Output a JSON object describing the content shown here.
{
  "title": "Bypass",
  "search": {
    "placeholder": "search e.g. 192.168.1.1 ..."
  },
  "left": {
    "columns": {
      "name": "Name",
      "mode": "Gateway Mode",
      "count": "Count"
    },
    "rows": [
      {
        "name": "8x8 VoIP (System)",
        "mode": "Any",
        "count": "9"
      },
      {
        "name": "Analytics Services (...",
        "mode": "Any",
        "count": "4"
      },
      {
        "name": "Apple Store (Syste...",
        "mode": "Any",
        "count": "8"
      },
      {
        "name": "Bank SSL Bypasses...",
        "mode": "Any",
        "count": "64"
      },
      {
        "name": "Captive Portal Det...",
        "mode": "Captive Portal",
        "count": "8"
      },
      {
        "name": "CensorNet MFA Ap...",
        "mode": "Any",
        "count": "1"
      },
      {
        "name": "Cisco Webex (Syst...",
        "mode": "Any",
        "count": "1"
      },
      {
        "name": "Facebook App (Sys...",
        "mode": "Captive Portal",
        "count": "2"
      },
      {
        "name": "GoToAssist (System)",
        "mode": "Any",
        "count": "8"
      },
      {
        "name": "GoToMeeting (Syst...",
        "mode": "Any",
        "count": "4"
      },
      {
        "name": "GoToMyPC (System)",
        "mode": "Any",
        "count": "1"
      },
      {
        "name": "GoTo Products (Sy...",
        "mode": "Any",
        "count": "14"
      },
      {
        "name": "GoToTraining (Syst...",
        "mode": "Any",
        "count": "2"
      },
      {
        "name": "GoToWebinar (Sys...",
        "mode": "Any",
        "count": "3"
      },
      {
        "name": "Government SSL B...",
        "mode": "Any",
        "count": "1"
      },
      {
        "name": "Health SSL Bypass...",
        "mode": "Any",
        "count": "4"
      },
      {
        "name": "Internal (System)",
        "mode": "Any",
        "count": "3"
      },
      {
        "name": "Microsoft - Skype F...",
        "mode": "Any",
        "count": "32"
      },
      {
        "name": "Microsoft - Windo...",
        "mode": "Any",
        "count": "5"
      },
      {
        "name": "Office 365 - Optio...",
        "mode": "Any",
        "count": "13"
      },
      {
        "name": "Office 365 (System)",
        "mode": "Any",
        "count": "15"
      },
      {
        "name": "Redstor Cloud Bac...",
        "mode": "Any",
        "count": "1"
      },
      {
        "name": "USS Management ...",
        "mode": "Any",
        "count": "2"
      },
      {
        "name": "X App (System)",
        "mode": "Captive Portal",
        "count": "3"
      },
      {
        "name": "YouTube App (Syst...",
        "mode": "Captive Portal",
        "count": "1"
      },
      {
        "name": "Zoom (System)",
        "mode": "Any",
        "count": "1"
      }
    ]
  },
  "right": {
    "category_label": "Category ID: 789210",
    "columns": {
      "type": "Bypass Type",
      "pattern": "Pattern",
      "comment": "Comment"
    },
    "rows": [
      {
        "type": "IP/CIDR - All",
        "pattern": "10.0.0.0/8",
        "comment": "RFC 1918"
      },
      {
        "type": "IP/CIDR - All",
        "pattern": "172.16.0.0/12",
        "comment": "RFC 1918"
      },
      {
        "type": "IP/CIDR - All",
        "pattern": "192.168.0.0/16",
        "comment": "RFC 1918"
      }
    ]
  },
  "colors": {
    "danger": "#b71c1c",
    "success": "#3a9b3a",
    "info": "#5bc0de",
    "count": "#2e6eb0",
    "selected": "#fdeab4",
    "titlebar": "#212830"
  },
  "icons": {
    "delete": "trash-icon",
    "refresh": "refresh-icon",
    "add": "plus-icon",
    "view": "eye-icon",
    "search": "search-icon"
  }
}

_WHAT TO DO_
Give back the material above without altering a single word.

_ANSWER BELOW_
Output a JSON object describing the content shown here.
{
  "title": "Bypass",
  "search": {
    "placeholder": "search e.g. 192.168.1.1 ..."
  },
  "left": {
    "columns": {
      "name": "Name",
      "mode": "Gateway Mode",
      "count": "Count"
    },
    "rows": [
      {
        "name": "8x8 VoIP (System)",
        "mode": "Any",
        "count": "9"
      },
      {
        "name": "Analytics Services (...",
        "mode": "Any",
        "count": "4"
      },
      {
        "name": "Apple Store (Syste...",
        "mode": "Any",
        "count": "8"
      },
      {
        "name": "Bank SSL Bypasses...",
        "mode": "Any",
        "count": "64"
      },
      {
        "name": "Captive Portal Det...",
        "mode": "Captive Portal",
        "count": "8"
      },
      {
        "name": "CensorNet MFA Ap...",
        "mode": "Any",
        "count": "1"
      },
      {
        "name": "Cisco Webex (Syst...",
        "mode": "Any",
        "count": "1"
      },
      {
        "name": "Facebook App (Sys...",
        "mode": "Captive Portal",
        "count": "2"
      },
      {
        "name": "GoToAssist (System)",
        "mode": "Any",
        "count": "8"
      },
      {
        "name": "GoToMeeting (Syst...",
        "mode": "Any",
        "count": "4"
      },
      {
        "name": "GoToMyPC (System)",
        "mode": "Any",
        "count": "1"
      },
      {
        "name": "GoTo Products (Sy...",
        "mode": "Any",
        "count": "14"
      },
      {
        "name": "GoToTraining (Syst...",
        "mode": "Any",
        "count": "2"
      },
      {
        "name": "GoToWebinar (Sys...",
        "mode": "Any",
        "count": "3"
      },
      {
        "name": "Government SSL B...",
        "mode": "Any",
        "count": "1"
      },
      {
        "name": "Health SSL Bypass...",
        "mode": "Any",
        "count": "4"
      },
      {
        "name": "Internal (System)",
        "mode": "Any",
        "count": "3"
      },
      {
        "name": "Microsoft - Skype F...",
        "mode": "Any",
        "count": "32"
      },
      {
        "name": "Microsoft - Windo...",
        "mode": "Any",
        "count": "5"
      },
      {
        "name": "Office 365 - Optio...",
        "mode": "Any",
        "count": "13"
      },
      {
        "name": "Office 365 (System)",
        "mode": "Any",
        "count": "15"
      },
      {
        "name": "Redstor Cloud Bac...",
        "mode": "Any",
        "count": "1"
      },
      {
        "name": "USS Management ...",
        "mode": "Any",
        "count": "2"
      },
      {
        "name": "X App (System)",
        "mode": "Captive Portal",
        "count": "3"
      },
      {
        "name": "YouTube App (Syst...",
        "mode": "Captive Portal",
        "count": "1"
      },
      {
        "name": "Zoom (System)",
        "mode": "Any",
        "count": "1"
      }
    ]
  },
  "right": {
    "category_label": "Category ID: 789210",
    "columns": {
      "type": "Bypass Type",
      "pattern": "Pattern",
      "comment": "Comment"
    },
    "rows": [
      {
        "type": "IP/CIDR - All",
        "pattern": "10.0.0.0/8",
        "comment": "RFC 1918"
      },
      {
        "type": "IP/CIDR - All",
        "pattern": "172.16.0.0/12",
        "comment": "RFC 1918"
      },
      {
        "type": "IP/CIDR - All",
        "pattern": "192.168.0.0/16",
        "comment": "RFC 1918"
      }
    ]
  },
  "colors": {
    "danger": "#b71c1c",
    "success": "#3a9b3a",
    "info": "#5bc0de",
    "count": "#2e6eb0",
    "selected": "#fdeab4",
    "titlebar": "#212830"
  },
  "icons": {
    "delete": "trash-icon",
    "refresh": "refresh-icon",
    "add": "plus-icon",
    "view": "eye-icon",
    "search": "search-icon"
  }
}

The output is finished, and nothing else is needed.